Over the past few weeks I’ve been diligently trying to get at least one quilt finished for entry into one of our local county fairs.  Being part of 4-H as a kid, I still have an enjoyment for the county fairs and to see what others have been busy working on. Plus, you get comments back on your judged quilts, so you can continue to improve your quilting skills.

My finish is the quilt for a wedding, happening in late August.  All complete (well, except for a tag on the back), this one is ready to enter into the fair.  I really like how the border/edges came out in this quilt.  We’d gotten the invites for the wedding and the colors were pink and teal…so, I think the quilt colors will fit in nicely (whew!). 
Finally a finish!  The wedding quilt is ready to go...all it needs is a name and a label on the back.  
A close up of some of the quilting.  I was pretty happy with how the quilting turned out.

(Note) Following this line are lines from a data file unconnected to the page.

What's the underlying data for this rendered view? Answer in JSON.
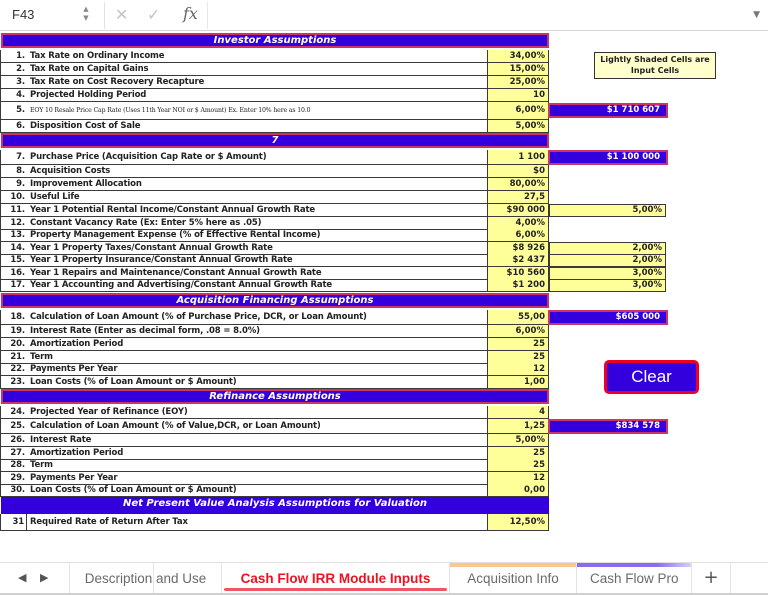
{
  "formula_bar": {
    "cell_ref": "F43",
    "stepper_up": "▲",
    "stepper_down": "▼",
    "cancel_icon": "✕",
    "confirm_icon": "✓",
    "fx_label": "fx",
    "formula_value": "",
    "dropdown_icon": "▼"
  },
  "sections": {
    "investor": "Investor Assumptions",
    "property": "7",
    "financing": "Acquisition Financing Assumptions",
    "refinance": "Refinance Assumptions",
    "npv": "Net Present Value Analysis Assumptions for Valuation"
  },
  "rows": [
    {
      "num": "1.",
      "label": "Tax Rate on Ordinary Income",
      "value": "34,00%"
    },
    {
      "num": "2.",
      "label": "Tax Rate on Capital Gains",
      "value": "15,00%"
    },
    {
      "num": "3.",
      "label": "Tax Rate on Cost Recovery Recapture",
      "value": "25,00%"
    },
    {
      "num": "4.",
      "label": "Projected Holding Period",
      "value": "10"
    },
    {
      "num": "5.",
      "label": "EOY 10 Resale Price Cap Rate (Uses 11th Year NOI or $ Amount) Ex. Enter 10% here as 10.0",
      "value": "6,00%"
    },
    {
      "num": "6.",
      "label": "Disposition Cost of Sale",
      "value": "5,00%"
    },
    {
      "num": "7.",
      "label": "Purchase Price (Acquisition Cap Rate or $ Amount)",
      "value": "1 100 000,00"
    },
    {
      "num": "8.",
      "label": "Acquisition Costs",
      "value": "$0"
    },
    {
      "num": "9.",
      "label": "Improvement Allocation",
      "value": "80,00%"
    },
    {
      "num": "10.",
      "label": "Useful Life",
      "value": "27,5"
    },
    {
      "num": "11.",
      "label": "Year 1 Potential Rental Income/Constant Annual Growth Rate",
      "value": "$90 000"
    },
    {
      "num": "12.",
      "label": "Constant Vacancy Rate (Ex: Enter 5% here as .05)",
      "value": "4,00%"
    },
    {
      "num": "13.",
      "label": "Property Management Expense (% of Effective Rental Income)",
      "value": "6,00%"
    },
    {
      "num": "14.",
      "label": "Year 1 Property Taxes/Constant Annual Growth Rate",
      "value": "$8 926"
    },
    {
      "num": "15.",
      "label": "Year 1 Property Insurance/Constant Annual Growth Rate",
      "value": "$2 437"
    },
    {
      "num": "16.",
      "label": "Year 1 Repairs and Maintenance/Constant Annual Growth Rate",
      "value": "$10 560"
    },
    {
      "num": "17.",
      "label": "Year 1 Accounting and Advertising/Constant Annual Growth Rate",
      "value": "$1 200"
    },
    {
      "num": "18.",
      "label": "Calculation of Loan Amount (% of Purchase Price, DCR, or Loan Amount)",
      "value": "55,00"
    },
    {
      "num": "19.",
      "label": "Interest Rate (Enter as decimal form, .08 = 8.0%)",
      "value": "6,00%"
    },
    {
      "num": "20.",
      "label": "Amortization Period",
      "value": "25"
    },
    {
      "num": "21.",
      "label": "Term",
      "value": "25"
    },
    {
      "num": "22.",
      "label": "Payments Per Year",
      "value": "12"
    },
    {
      "num": "23.",
      "label": "Loan Costs (% of Loan Amount or $ Amount)",
      "value": "1,00"
    },
    {
      "num": "24.",
      "label": "Projected Year of Refinance (EOY)",
      "value": "4"
    },
    {
      "num": "25.",
      "label": "Calculation of Loan Amount (% of Value,DCR, or Loan Amount)",
      "value": "1,25"
    },
    {
      "num": "26.",
      "label": "Interest Rate",
      "value": "5,00%"
    },
    {
      "num": "27.",
      "label": "Amortization Period",
      "value": "25"
    },
    {
      "num": "28.",
      "label": "Term",
      "value": "25"
    },
    {
      "num": "29.",
      "label": "Payments Per Year",
      "value": "12"
    },
    {
      "num": "30.",
      "label": "Loan Costs (% of Loan Amount or $ Amount)",
      "value": "0,00"
    },
    {
      "num": "31",
      "label": "Required Rate of Return After Tax",
      "value": "12,50%"
    }
  ],
  "growth_rates": {
    "rental_income": "5,00%",
    "property_taxes": "2,00%",
    "property_insurance": "2,00%",
    "repairs": "3,00%",
    "accounting": "3,00%"
  },
  "calculated": {
    "resale_price": "$1 710 607",
    "purchase_price": "$1 100 000",
    "loan_amount": "$605 000",
    "refinance_loan_amount": "$834 578"
  },
  "note": {
    "line1": "Lightly Shaded Cells are",
    "line2": "Input Cells"
  },
  "clear_button": "Clear",
  "tabs": [
    {
      "label": "Description and Use",
      "active": false,
      "color": ""
    },
    {
      "label": "Cash Flow IRR Module Inputs",
      "active": true,
      "color": ""
    },
    {
      "label": "Acquisition Info",
      "active": false,
      "color": "#f8c98a"
    },
    {
      "label": "Cash Flow Pro",
      "active": false,
      "color": "#8a6cf0"
    }
  ],
  "tab_nav": {
    "prev": "◀",
    "next": "▶",
    "add": "+"
  },
  "colors": {
    "header_bg": "#3300dd",
    "header_border": "#cc3366",
    "input_cell": "#ffff99",
    "active_tab": "#ee1122",
    "clear_border": "#ee0022"
  }
}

With the shooting in Orlando, I’d seen on others' blogs that the Orlando Modern Quilt Guild has an effort to collect either quilt squares or an entire quilt to give to victims & their families and possibly have enough to give to first responders.  The incident was a horrible event that we shouldn’t have to keep reliving in this country…so I was inspired to work on some heart blocks, and see if I could make enough to get a quilt made by their deadline of September 15, 2016.  If you’re interested, you can check them out at their website

So, here are two blocks I managed to get made.  They’re my own design, using my favorite quilter’s technique (Ruth B. McDowell).  I have to admit, when I made the first one (the red one), it put quite the smile on my face as it felt cheerful.  So, I’m trying to make one in each colorway (red, blue, green, purple, etc…).  Hopefully I can get enough made to get a quilt done for the guild.

And now for progress on the purple & green quilt…I’ve managed to make a fair amount of progress and with a deadline looming, some of the holiday weekend will surely be spent doing some quilting.  You know, some days when your heart just isn’t in it, you just shouldn’t force it.  I forced it not long ago – went down to quilt when my heart really wanted to something else, and the universe let me know it.  I had nothing but tension problems and issues.  Ripped a bunch out and decided to walk away.  After a break, I think I’ll be ready to tackle the rest.  Here’s my current progress…almost done…

Whatever your cause, or whatever your purpose, enjoy what you do and let the smiles warm your face and heart.  It really is amazing to see how much the quilting world puts forth their hearts to so many.  That alone gives me some renewed faith in mankind.  I'm linking up with Lorna at Sew Fresh Quilts...Ciao!